Only lines containing the word "Cardiff" are needed; pull them out of the material.

──────── Information given ────────

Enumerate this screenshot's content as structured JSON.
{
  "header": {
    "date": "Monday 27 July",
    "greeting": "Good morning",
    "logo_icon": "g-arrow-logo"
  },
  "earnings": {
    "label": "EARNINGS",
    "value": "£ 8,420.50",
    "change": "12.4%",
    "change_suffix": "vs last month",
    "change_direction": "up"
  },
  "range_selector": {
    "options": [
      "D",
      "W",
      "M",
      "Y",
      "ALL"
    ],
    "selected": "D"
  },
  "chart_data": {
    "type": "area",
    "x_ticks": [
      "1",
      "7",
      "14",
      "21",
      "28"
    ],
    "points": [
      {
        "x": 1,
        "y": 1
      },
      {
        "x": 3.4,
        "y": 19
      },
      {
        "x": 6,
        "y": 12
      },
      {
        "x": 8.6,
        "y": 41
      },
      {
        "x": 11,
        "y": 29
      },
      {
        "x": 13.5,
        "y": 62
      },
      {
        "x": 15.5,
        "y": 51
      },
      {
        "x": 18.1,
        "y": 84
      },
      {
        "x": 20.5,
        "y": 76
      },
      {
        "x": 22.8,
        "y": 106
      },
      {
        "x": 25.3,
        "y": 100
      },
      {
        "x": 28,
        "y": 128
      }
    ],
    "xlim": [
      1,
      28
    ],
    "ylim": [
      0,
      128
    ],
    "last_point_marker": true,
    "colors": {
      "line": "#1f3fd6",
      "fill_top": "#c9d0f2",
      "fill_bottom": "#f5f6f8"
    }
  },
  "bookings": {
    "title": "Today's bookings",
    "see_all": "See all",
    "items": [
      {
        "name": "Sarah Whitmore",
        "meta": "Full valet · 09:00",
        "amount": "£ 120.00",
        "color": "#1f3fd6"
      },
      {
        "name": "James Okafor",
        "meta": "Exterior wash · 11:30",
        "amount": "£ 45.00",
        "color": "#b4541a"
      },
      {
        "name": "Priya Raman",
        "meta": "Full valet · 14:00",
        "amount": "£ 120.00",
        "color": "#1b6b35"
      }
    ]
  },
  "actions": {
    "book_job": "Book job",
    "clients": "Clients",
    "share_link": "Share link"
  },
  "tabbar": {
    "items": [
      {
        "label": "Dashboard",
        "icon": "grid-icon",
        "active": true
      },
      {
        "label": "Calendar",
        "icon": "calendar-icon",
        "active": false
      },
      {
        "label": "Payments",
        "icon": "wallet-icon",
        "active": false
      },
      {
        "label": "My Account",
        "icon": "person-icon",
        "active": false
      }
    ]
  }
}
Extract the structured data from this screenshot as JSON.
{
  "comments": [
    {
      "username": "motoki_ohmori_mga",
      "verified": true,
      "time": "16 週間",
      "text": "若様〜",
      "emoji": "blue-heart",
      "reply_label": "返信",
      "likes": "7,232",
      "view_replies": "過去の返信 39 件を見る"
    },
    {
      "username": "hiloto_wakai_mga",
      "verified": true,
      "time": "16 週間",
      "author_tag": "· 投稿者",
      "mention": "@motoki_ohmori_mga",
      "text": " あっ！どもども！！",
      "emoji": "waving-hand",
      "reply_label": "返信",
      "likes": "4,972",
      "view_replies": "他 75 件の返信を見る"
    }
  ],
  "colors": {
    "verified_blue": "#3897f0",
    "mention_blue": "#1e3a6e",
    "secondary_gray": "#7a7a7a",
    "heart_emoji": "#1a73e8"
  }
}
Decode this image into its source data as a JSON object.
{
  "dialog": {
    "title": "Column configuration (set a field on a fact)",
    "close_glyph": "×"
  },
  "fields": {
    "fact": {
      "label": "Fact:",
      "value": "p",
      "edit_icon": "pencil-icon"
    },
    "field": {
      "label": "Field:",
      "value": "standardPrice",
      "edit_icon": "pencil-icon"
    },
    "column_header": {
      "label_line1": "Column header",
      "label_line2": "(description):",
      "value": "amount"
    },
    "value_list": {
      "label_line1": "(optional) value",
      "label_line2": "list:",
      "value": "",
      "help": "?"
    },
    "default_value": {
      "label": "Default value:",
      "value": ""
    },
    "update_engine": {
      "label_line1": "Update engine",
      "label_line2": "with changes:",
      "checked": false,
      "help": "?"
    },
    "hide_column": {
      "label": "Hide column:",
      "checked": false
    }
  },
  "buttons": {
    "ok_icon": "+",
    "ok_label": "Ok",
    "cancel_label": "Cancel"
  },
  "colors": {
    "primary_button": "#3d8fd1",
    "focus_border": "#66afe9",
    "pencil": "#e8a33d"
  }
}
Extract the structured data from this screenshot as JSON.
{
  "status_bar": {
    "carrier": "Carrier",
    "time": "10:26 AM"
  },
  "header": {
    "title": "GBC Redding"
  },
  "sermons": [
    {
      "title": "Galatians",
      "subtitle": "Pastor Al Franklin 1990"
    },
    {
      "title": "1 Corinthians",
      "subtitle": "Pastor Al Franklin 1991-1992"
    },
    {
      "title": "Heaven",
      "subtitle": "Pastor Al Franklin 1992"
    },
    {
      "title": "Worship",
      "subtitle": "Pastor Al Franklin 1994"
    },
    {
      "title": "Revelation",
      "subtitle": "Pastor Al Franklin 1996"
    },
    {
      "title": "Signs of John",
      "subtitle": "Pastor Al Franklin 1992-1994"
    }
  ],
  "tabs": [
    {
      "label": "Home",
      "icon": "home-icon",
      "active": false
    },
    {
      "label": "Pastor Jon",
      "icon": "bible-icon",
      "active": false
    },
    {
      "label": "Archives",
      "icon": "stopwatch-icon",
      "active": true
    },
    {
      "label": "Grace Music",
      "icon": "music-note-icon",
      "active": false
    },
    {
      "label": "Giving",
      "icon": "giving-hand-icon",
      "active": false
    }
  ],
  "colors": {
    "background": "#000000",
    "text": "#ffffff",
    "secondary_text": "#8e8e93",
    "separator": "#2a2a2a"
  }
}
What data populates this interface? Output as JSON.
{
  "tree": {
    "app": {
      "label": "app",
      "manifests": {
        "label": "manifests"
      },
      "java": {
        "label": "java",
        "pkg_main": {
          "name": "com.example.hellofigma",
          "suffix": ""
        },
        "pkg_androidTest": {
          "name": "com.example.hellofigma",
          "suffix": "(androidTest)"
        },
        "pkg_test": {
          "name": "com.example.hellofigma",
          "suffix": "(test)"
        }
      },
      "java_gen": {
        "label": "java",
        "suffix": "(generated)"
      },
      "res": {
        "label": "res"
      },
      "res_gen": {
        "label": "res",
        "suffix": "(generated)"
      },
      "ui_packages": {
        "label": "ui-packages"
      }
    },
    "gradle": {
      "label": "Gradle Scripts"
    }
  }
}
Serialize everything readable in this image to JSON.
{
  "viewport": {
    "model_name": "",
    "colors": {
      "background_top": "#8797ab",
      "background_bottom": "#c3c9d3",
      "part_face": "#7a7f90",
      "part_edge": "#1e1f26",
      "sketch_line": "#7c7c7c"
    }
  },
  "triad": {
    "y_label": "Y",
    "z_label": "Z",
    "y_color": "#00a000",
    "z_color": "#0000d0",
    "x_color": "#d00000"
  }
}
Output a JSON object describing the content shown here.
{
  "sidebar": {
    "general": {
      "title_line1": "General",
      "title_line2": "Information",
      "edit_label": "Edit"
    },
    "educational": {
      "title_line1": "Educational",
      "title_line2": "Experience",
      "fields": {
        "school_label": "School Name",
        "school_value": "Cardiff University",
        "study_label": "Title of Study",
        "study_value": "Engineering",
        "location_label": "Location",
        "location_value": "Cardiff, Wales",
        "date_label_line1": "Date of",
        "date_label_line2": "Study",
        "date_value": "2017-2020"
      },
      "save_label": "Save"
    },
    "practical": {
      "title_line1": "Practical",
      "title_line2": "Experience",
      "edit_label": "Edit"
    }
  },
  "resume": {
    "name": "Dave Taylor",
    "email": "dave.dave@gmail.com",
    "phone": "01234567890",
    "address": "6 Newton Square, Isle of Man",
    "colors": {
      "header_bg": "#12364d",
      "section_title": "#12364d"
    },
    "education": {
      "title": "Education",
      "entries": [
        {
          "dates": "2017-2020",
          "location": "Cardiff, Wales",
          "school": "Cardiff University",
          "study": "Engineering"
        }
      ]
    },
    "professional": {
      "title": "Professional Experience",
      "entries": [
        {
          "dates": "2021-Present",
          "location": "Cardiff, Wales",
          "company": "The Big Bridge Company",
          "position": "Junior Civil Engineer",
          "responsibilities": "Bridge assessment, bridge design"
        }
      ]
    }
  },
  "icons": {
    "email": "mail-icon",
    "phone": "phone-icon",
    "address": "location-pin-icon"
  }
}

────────

#### Expected answer:
        "school_value": "Cardiff University",
        "location_value": "Cardiff, Wales",
          "location": "Cardiff, Wales",
          "school": "Cardiff University",
          "location": "Cardiff, Wales",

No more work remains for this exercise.